Making a Big First Impression

Making a Big First Impression

by Christy Cabrera Chirinos

CORAL GABLES, Fla. – Lazaria Spearman came to Miami knowing it would be an adjustment.

Even after starring at Georgia’s Dacula High School and building a stellar resume as one of the nation’s top prospects, Spearman – known to teammates, family and friends as “Zee” – expected that making the transition to the college game might come with some challenges.

That one of those challenges came so quickly after she’d just settled into her new home on campus, though, took her a bit by surprise.

“Training for the fitness test, that really hit me,” Spearman said with a wry smile. “We started workouts early in the morning and that’s when I realized ‘I’m not in high school anymore.’ It went from one workout a day to four and the conditioning was tough. It was a lot to know, a lot to understand and it moves really fast. It just opened my eyes…and I couldn’t do anything else until I finished that.”

The sense of accomplishment once she passed that first hurdle though?

“I knew I could take on any other obstacle,” she said. “Nothing else was going to be that big.”

Spearman has carried that mentality into the first weeks of Miami’s season.

The freshman – who averaged 20.9 points and 12 rebounds during her final season at Dacula en route to becoming the Gwinnett Daily Post All Region 8-AAAAAA Plater of the Year – has appeared in each of the Hurricanes’ first 10 games.

She needed just four games to notch the first double-double of her college career: a 15-point, 10-rebound effort in Miami’s 75-42 win over FAU last month.

And her coaches believe she is just scratching the surface of her abilities.

“I think she’s one of the most talented prospects we’ve ever, ever signed and her game has so much potential,” Hurricanes head coach Katie Meier said of Spearman. “There’s so much that can expand…We’ve played some pretty high-level post players that have gone at her and I think she’s really handled the battle very well. It’s just discipline and competing.

“You can see the games where she’s feeling good and she’s got fire. We just have to keep her in that place and not overdo it.”

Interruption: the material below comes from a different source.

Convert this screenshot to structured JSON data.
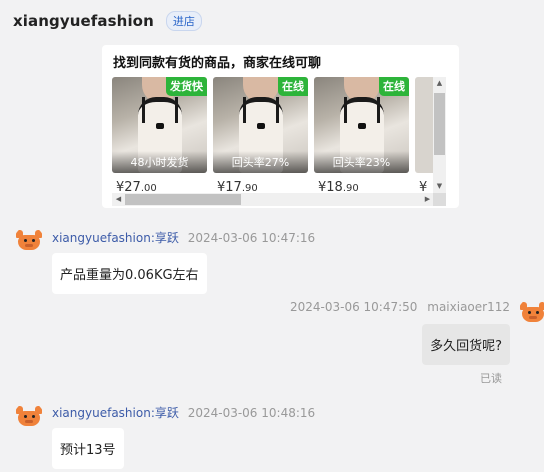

Making Spearman’s start even more impressive – and difficult – is the fact that because of injuries on Miami’s roster, the forward has been forced to play out of her natural position.

She learned what was expected of her as a swing player, then had to learn what was expected of her as a center. And, she conceded, that hasn’t always been easy.

“It’s had its ups and downs, but at the end of the day, it’s all worth it,” said Spearman, who is averaging 8.0 points and a team-high 5.0 rebounds early. “Some days are going to be harder than others, some days, you might not want to come, but if you keep pushing yourself and keep going, it’s all worth it at the end. You have to work to get to where you want to go…

“It took a couple games for me to just really get back in my groove, but once I got there, I knew I was supposed to be there. I’m made for this. I can do this. So I just kept playing.”

On the days she’s felt overwhelmed by it all – adjusting to college classes, playing high-level basketball and being away from her family – Spearman has counted on conversations with her coaches, teammates and her mother and grandmother to keep her going.

All of them, she says, have helped make her first months as a Hurricane easier.

“I wouldn’t even say it’s one person. I would say it’s people, the whole team really, that have been there,” Spearman said. “It makes it easier to be able to go back and fall back on your friends, be able to talk to them about what’s going on and both of you can compare to it because you’re both going through it. We all just have to keep pushing through and that’s what’s made it better, instead of having to go through it yourself.”

With the first 10 games of her college career now behind her, Spearman says her goal now is to continue growing and developing, both as a student at Miami and as a basketball player.

She hasn’t quite decided on a major yet, but is intrigued by the possibility of pursuing a career in sports psychology one day. On the court, Spearman – who says tries to emulate the versatile game of Chicago Sky forward Candace Parker – wants to build on her ability to rebound and become a more consistent scoring threat, particularly from behind the 3-point line.

Her ultimate goals as a Hurricane, she says, are to win, to become an All-American and to find herself and her strengths.

If she’s able to make all of that happen, her time at Miami, she says, will have been a success.

“I just feel like I belonged here. I feel like this team and these coaches are really what they seem. They really do care for you and they really show you that, instead of telling you,” Spearman said. “It’s more of an action. I feel like I can really do something here and I came here knowing I would get on the court if I put the work in.”